··· INPUT FOR THIS TASK
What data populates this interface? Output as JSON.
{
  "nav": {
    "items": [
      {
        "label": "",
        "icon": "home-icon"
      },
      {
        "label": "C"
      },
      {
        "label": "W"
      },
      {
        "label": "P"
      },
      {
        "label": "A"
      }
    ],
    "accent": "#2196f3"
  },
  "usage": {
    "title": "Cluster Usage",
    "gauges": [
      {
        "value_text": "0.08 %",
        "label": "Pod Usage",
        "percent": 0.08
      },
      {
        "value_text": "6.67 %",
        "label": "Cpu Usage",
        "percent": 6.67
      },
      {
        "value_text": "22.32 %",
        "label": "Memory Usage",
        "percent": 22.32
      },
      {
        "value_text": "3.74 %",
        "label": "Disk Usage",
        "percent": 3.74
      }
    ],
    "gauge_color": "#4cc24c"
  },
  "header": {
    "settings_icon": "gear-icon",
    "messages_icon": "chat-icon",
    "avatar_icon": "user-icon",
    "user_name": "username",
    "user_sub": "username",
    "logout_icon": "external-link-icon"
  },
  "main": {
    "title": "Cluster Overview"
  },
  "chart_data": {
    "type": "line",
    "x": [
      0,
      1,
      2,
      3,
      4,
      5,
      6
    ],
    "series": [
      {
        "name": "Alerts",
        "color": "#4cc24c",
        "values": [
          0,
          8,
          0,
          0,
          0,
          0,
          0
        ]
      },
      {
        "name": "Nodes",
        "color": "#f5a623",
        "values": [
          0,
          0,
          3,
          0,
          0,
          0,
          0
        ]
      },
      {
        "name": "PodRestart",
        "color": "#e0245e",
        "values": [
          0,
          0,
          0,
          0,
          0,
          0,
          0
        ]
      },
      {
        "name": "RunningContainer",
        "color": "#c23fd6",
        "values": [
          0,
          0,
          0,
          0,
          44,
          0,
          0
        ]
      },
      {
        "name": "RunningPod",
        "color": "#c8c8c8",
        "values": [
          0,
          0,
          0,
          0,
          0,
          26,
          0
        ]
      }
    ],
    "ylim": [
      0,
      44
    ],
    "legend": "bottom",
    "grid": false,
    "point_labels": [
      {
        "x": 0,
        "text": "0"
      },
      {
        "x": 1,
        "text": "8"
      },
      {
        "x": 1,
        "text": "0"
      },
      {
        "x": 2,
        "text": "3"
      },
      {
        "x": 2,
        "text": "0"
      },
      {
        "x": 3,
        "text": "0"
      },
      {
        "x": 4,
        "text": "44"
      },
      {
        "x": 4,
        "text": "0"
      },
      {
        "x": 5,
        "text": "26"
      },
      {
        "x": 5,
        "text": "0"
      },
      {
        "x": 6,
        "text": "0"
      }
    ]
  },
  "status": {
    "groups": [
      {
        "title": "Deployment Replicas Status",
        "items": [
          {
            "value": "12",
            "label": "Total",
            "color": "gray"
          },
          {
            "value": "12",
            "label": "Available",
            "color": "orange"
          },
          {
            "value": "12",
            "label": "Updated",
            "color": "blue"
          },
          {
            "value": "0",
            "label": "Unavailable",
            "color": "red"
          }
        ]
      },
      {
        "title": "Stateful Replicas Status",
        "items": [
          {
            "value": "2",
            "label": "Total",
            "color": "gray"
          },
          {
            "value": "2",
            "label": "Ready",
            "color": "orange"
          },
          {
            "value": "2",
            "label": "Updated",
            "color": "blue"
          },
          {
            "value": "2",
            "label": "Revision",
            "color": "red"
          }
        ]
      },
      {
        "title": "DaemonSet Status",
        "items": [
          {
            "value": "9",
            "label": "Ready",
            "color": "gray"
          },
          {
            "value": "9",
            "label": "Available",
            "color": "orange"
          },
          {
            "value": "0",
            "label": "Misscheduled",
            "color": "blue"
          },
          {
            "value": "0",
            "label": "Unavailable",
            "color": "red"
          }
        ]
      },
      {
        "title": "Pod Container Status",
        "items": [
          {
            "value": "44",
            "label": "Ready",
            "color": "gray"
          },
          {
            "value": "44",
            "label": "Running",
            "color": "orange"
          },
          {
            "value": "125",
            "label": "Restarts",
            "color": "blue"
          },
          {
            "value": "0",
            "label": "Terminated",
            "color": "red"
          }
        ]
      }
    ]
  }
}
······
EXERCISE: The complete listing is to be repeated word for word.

ANSWER BOX:
What data populates this interface? Output as JSON.
{
  "nav": {
    "items": [
      {
        "label": "",
        "icon": "home-icon"
      },
      {
        "label": "C"
      },
      {
        "label": "W"
      },
      {
        "label": "P"
      },
      {
        "label": "A"
      }
    ],
    "accent": "#2196f3"
  },
  "usage": {
    "title": "Cluster Usage",
    "gauges": [
      {
        "value_text": "0.08 %",
        "label": "Pod Usage",
        "percent": 0.08
      },
      {
        "value_text": "6.67 %",
        "label": "Cpu Usage",
        "percent": 6.67
      },
      {
        "value_text": "22.32 %",
        "label": "Memory Usage",
        "percent": 22.32
      },
      {
        "value_text": "3.74 %",
        "label": "Disk Usage",
        "percent": 3.74
      }
    ],
    "gauge_color": "#4cc24c"
  },
  "header": {
    "settings_icon": "gear-icon",
    "messages_icon": "chat-icon",
    "avatar_icon": "user-icon",
    "user_name": "username",
    "user_sub": "username",
    "logout_icon": "external-link-icon"
  },
  "main": {
    "title": "Cluster Overview"
  },
  "chart_data": {
    "type": "line",
    "x": [
      0,
      1,
      2,
      3,
      4,
      5,
      6
    ],
    "series": [
      {
        "name": "Alerts",
        "color": "#4cc24c",
        "values": [
          0,
          8,
          0,
          0,
          0,
          0,
          0
        ]
      },
      {
        "name": "Nodes",
        "color": "#f5a623",
        "values": [
          0,
          0,
          3,
          0,
          0,
          0,
          0
        ]
      },
      {
        "name": "PodRestart",
        "color": "#e0245e",
        "values": [
          0,
          0,
          0,
          0,
          0,
          0,
          0
        ]
      },
      {
        "name": "RunningContainer",
        "color": "#c23fd6",
        "values": [
          0,
          0,
          0,
          0,
          44,
          0,
          0
        ]
      },
      {
        "name": "RunningPod",
        "color": "#c8c8c8",
        "values": [
          0,
          0,
          0,
          0,
          0,
          26,
          0
        ]
      }
    ],
    "ylim": [
      0,
      44
    ],
    "legend": "bottom",
    "grid": false,
    "point_labels": [
      {
        "x": 0,
        "text": "0"
      },
      {
        "x": 1,
        "text": "8"
      },
      {
        "x": 1,
        "text": "0"
      },
      {
        "x": 2,
        "text": "3"
      },
      {
        "x": 2,
        "text": "0"
      },
      {
        "x": 3,
        "text": "0"
      },
      {
        "x": 4,
        "text": "44"
      },
      {
        "x": 4,
        "text": "0"
      },
      {
        "x": 5,
        "text": "26"
      },
      {
        "x": 5,
        "text": "0"
      },
      {
        "x": 6,
        "text": "0"
      }
    ]
  },
  "status": {
    "groups": [
      {
        "title": "Deployment Replicas Status",
        "items": [
          {
            "value": "12",
            "label": "Total",
            "color": "gray"
          },
          {
            "value": "12",
            "label": "Available",
            "color": "orange"
          },
          {
            "value": "12",
            "label": "Updated",
            "color": "blue"
          },
          {
            "value": "0",
            "label": "Unavailable",
            "color": "red"
          }
        ]
      },
      {
        "title": "Stateful Replicas Status",
        "items": [
          {
            "value": "2",
            "label": "Total",
            "color": "gray"
          },
          {
            "value": "2",
            "label": "Ready",
            "color": "orange"
          },
          {
            "value": "2",
            "label": "Updated",
            "color": "blue"
          },
          {
            "value": "2",
            "label": "Revision",
            "color": "red"
          }
        ]
      },
      {
        "title": "DaemonSet Status",
        "items": [
          {
            "value": "9",
            "label": "Ready",
            "color": "gray"
          },
          {
            "value": "9",
            "label": "Available",
            "color": "orange"
          },
          {
            "value": "0",
            "label": "Misscheduled",
            "color": "blue"
          },
          {
            "value": "0",
            "label": "Unavailable",
            "color": "red"
          }
        ]
      },
      {
        "title": "Pod Container Status",
        "items": [
          {
            "value": "44",
            "label": "Ready",
            "color": "gray"
          },
          {
            "value": "44",
            "label": "Running",
            "color": "orange"
          },
          {
            "value": "125",
            "label": "Restarts",
            "color": "blue"
          },
          {
            "value": "0",
            "label": "Terminated",
            "color": "red"
          }
        ]
      }
    ]
  }
}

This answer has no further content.